For decades now Bible scholars and theologians have raised the red flag of warning about individualism. The ironies of the warning, and I confess to part of the red-flag-raising crowd, are ignored: raised often enough by those who are themselves very individualistic, raised by those who are at the same time contending for a gospel and a theology in tune with our own time (which happens to be very individualistic), and raised by folks who are the first to gripe when a social institution — church, academy, work — lays claim on time and schedule and money. Perhaps the biggest irony is that, while most can make a valiant case for how dyadic or familial or social or corporate the ancients were, my own reading of the ancients has often revealed how individualistic they could be. I wonder today if this isn’t a criticism that ultimately fails to convince. Is this because we are too individualistic? Or because individualism is endemic to humanity? What does “individualism” look like?
What do you think of this criticism of individualism? What’s the alternative? What kind of life are we talking about? What does it look like?
I mention a few — Elijah, David, Ezekiel, John Baptist, Jesus, Paul — Deborah, Huldah, Ruth — and then I think of Aristotle up to Plutarch or a Cicero — these folks were admirably courageous at the level of individualism, spent gobs and gobs of time alone from what we can tell… you get my point. Sure, they were embedded perhaps more than we are, but I wonder if we are not far more embedded than we care to admit (or know) or that they were far more individualistic than we care to observe. Yes, there is in modernity a new turn toward individualism but humans have always had will and we have always made up our own minds. What do we think ancients did when they got up, go next door or into the agora and ask what should be done that day? Overall, then, we’ve created something everyone thinks is such a great idea but which far too often lacks a bite with some teeth in it. The poles, since I haven’t said this, are individualism and collectivism. I wonder if we lean left on this spectrum, but I also wonder just how easy it is to prove the ancients were that much different than we are. By the way, if you want to read a good sketch of dyadic personality types — a more collectivist life — read stuff by Bruce Malina.
We turn, then, to Glen Stassen’s study of individualism in the context of his “thicker” Jesus and “incarnational discipleship,” in his A Thicker Jesus. He’s using Charles Taylor’s A Secular Age and lands upon the category that today the self is a “buffered self.” We are “detached” and “withdrawn” and lack “covenant with cosmos or community or bodily emotions” (101). We are “self-sufficient” and into “advancing our own cause” and my self is “inside me” and like a “pinball.” The “first” understanding was “deeply embedded in society” (101). None of this is proven; it’s standard faire in the academy for the problem with individualism today.

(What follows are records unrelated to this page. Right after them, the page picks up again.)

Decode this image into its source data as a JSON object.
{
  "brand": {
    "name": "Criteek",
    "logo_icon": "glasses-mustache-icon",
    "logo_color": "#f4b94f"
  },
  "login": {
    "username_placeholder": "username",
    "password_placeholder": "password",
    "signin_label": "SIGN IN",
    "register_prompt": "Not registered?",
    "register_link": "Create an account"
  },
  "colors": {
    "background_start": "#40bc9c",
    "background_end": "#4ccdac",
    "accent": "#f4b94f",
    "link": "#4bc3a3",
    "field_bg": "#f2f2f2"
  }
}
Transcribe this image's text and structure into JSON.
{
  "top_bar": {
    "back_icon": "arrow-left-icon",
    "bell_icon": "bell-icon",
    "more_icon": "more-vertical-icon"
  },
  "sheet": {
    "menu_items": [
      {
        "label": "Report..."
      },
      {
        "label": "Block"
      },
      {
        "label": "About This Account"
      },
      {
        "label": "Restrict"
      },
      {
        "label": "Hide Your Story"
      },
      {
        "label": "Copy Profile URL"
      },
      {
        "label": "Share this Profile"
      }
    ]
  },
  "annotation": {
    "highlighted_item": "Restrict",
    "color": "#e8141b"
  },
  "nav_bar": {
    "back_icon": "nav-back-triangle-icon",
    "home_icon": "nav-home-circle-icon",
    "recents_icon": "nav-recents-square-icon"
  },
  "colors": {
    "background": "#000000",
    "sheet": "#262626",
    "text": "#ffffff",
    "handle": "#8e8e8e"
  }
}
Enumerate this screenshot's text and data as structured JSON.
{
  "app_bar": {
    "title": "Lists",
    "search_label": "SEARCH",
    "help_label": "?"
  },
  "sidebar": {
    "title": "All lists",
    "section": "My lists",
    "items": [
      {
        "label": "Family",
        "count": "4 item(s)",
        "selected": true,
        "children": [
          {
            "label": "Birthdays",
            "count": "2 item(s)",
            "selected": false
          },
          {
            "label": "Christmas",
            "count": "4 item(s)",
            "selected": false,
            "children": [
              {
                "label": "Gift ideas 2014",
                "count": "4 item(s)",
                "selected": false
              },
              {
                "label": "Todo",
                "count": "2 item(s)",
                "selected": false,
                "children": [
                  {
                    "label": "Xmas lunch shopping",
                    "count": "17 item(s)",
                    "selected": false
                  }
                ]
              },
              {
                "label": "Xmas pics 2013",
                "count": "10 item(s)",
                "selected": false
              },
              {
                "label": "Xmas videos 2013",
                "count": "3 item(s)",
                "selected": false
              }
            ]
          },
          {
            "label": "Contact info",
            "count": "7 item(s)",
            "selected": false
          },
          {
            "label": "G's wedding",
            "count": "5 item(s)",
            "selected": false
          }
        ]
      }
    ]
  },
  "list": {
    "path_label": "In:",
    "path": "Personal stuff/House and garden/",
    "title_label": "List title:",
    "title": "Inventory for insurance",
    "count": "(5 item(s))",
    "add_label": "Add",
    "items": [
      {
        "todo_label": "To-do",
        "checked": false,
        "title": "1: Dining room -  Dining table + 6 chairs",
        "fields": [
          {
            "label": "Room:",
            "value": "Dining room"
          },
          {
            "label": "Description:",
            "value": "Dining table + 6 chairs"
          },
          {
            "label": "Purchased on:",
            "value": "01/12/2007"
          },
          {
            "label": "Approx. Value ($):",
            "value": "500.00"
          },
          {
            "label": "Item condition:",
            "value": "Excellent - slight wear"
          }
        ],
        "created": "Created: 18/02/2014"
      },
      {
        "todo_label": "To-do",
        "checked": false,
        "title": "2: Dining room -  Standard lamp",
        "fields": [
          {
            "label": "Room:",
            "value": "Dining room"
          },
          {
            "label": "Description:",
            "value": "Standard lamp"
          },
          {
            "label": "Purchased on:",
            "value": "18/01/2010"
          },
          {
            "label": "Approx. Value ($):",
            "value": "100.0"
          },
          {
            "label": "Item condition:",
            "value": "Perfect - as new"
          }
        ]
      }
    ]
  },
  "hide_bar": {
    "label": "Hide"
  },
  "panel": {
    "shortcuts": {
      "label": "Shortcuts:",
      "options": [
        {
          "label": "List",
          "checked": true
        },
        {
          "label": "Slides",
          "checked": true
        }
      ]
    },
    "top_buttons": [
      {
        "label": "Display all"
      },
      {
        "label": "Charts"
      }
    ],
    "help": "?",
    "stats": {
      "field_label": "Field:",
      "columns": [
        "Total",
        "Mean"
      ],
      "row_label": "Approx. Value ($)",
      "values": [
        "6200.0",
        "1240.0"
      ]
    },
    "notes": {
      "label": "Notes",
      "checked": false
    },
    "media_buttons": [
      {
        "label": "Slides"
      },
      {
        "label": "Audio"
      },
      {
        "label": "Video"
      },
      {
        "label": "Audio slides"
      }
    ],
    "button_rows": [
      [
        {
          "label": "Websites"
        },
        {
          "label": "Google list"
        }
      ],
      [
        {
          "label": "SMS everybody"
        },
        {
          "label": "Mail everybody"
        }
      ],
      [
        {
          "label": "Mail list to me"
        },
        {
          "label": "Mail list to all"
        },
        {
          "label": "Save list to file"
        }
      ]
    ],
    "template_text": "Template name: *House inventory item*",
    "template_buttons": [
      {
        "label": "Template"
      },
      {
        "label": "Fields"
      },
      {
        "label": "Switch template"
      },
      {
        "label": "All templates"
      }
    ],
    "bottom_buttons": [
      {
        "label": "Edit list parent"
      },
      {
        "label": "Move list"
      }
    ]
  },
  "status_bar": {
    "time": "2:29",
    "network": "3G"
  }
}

The problem, since we are also disconnected from God, is “secularism.” It is this construct that Stassen wants to investigate and find a way for the Christian gospel to speak.
He probes extensively into Camus, where he studies “detached selfhood becoming transformed by connection with the infinity of the universe” (105). [I don’t know that I’ve read a word of Camus.] He looks at The Stranger, The Plague, “The Adulterous Woman”, The Rebel, The Fall … He looks briefly at Satre and then much more at Ayn Rand, her “closed” self and objectivism and radical individualism and selfishness. (Before this last year’s candidacy process Glen had observed connection of Rand to Rand Paul, the Tea Party, and to Paul Ryan.)
Neurological studies, relying here on Nancey Murphy and Warren Brown, show that we are far more interactive and connected — emotionally and otherwise — than Rand’s philosophies permit. We are connected; we are interactive. The self is interactive. We need to see the importance of loyalties, interests and passions. Alan Greenspan, connected as he was to Ayn Rand, has admitted too much commitment to radical individualism. Did you know the income tax rate under Eisenhower for the very rich was 91%? That it was Reagan who reduced it to 28%? That Clinton balanced the budget by raising it to 39.6%? That Bush cut it back to 35%? Obama wants to move it back to Clinton’s numbers? [See comments below from Michael Kruse.]
Stassen thinks sociologists show that this economic individualism wrecks neighborhoods, families and community involvements (119). Leads to Bellah, Rasmussen, and Putnam.
The aim is to re-recover a more social understanding of selfhood and a covenant commitment to community. He sees this at work in the development of ending slavery, Social Security, Medicaid and Medicare. Economics, neurology, sociology and philosophy are each leading us to see a more interactive self …
Now I have point out the irony of this chp, and that it is all about an interactive self. The way forward, I would contend, is not to make the self less selfish but to make the community, i.e. the church, more central to the work of God in this world. Stassen’s approach is for us to become more interactive with God. We are to find the breakthroughs of deliverance, justice, peacemaking, healing, joy of participation, repentance, and a sense of God’s presence. Yes, I agree… where? Why not lift the ecclesia at this point?